|Fishing The Power Drop Shot Rig
By Steve vonBrandt
Dec 27, 2004, 01:05
people believe that the drop-shot rig is only for finesse fishing, but
there is more than one way to skin a cat! (or Fish), as the case may
be. The new Power Drop-Shot style started by Kotaro Kiriyama, is fast
becoming the way to bigger and better bags on many of the tournament
trails. – Lake Havasu
Drop-shot rigs consist of a hook tied above a sinker that is placed at
the end of the line so that the lure suspends off the bottom.
Conventional tackle consists of light action spinning gear and 4-8
pound line, and the tactic is usually deployed vertically in deep
a soft plastic lure in a manner that is different from Texas rigging or
Carolina rigging.” When conditions allow, Kiriyama, (who logged 10 Top
10 finishes in his first 37 events on tour), says “You may get more
bites with lighter line and smaller baits, but when there is heavier
cover, a power version is required.
we have employed with success all last year, and now we are going to
share it with you here in the Northeast. This technique works great in
all the lakes, rivers, and impoundment’s here in the Northeast. It is a
great way to put together a real quality stringer.
drop shot’s configuration with the weight beneath the lure, makes it
ideal for pitching into heavy cover. The reason, is that the sinker
goes through cover better and falls right to the bottom.
can fish faster and cover more water! We fish it just like other
anglers fish a Texas rig, but like Kiriyama, we believe it is more
effective! This is a great tactic for places like the Potomac River or
Lakes such as Kerr or Gaston, where the fish are highly pressured and
are used to seeing anglers flip Texas rigs and Carolina rigs. This
gives the highly pressured fish a completely different look. The rig

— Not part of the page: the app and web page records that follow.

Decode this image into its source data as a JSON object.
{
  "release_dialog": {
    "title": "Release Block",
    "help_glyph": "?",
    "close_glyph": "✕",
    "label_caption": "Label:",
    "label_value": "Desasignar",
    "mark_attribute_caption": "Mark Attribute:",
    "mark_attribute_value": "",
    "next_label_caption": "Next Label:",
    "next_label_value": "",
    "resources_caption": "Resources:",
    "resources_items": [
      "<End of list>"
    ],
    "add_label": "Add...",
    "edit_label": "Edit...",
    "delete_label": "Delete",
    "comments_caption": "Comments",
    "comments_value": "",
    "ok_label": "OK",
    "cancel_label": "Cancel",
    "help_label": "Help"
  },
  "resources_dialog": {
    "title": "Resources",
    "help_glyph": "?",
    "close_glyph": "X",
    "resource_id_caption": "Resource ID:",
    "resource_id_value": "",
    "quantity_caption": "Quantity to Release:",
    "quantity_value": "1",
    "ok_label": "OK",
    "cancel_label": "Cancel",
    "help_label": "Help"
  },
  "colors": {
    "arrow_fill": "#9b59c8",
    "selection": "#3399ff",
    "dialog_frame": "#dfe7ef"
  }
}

has some other advantages also. There is less line wear at the hook
knot because the sinker isn’t beating against it, and the hook isn’t
dragging the bottom where the line and knot can be damaged. You can
also detect the bites a lot easier, because the sensation goes through
the line without passing through a sinker that deadens the sensitivity.
In lower Delaware we have a Bald Cypress swamp in one of the lakes, and
there are also similar areas in the Nanticoke River. Most anglers flip
these trees with Texas rigged worms in the 4 inch size or with a small
lizard in the spring. We like the power drop shot rig in these areas
the best. It attracts bass that are lying near the bottom or are
suspended in cover down at the roots.
rig either horizontally or vertically. In the heavy currents in the
Sassafras River on the Upper Chesapeake Bay, we drag it from the calm
water into the faster moving current, and catch largemouth holding near
the edges waiting for an easy meal. You can also use this rig
successfully in deep cover. This will work well in the standing timber
in Table Rock Lake when fished on a Fluorocarbon line in 10-16 pound
test. We have used 30 pound test when the fish were aggressive, and
gone down to 10 pound when the bite is tougher. This is a clear to
stained water technique though, and works much better in these
conditions. There are areas here in the Northeast that have extremely
clear water at times, and it excels in those areas. We use this around
deep points also with great success. Waters such as Spruce Run and
Greenwood in New Jersey and New York are great areas to use the Power
Drop shot. We use it anywhere you would normally use a Carolina or
6 and 6 1/2 inch Yamamoto Cut Tail worms. We have tried a variety of
other baits with this rig, but the straight tail and Cut-Tail worms
have produced the best results. When you are flipping it in fairly
light cover, you can go with a lighter sinker of 1/16 of an ounce, and
as the cover gets thicker, we go as high as 3/8 of an ounce. Since the
start of 2003, we have been using nothing but the Tungsten weights for
all our baits. We believe this is especially important with the Power
Drop Shot also, as the Tungsten is heavier than lead, allowing for a
smaller profile, which penetrates the cover better, and allows for a
better feel of the bottom.
with a 2/0 to a 3/0 Gamakatsu or X-Point hook, but we will go as high
as a 5/0 on some of the bigger worms at times. The general rule when
using this rig for flipping is simple; The distance between the hook
and the weight, is no more than 3-6 inches longer than the bait itself.
Just drop the bait around cover and let it sit. No other action is
necessary because of the way the bait suspends off the line. The
natural current of the water imparts all the action you need. We use
this on bedding bass also, since we have no closed season here in
Delaware during the tournaments. The technique is just like any other
type of flipping we do. We drop it in near the cover, let it sit a few
seconds if the bass are being finicky, and then lift it up and pitch it
to the next target.
in your local waters when everyone else is throwing a Texas or Carolina
rig, and you will get a big surprise!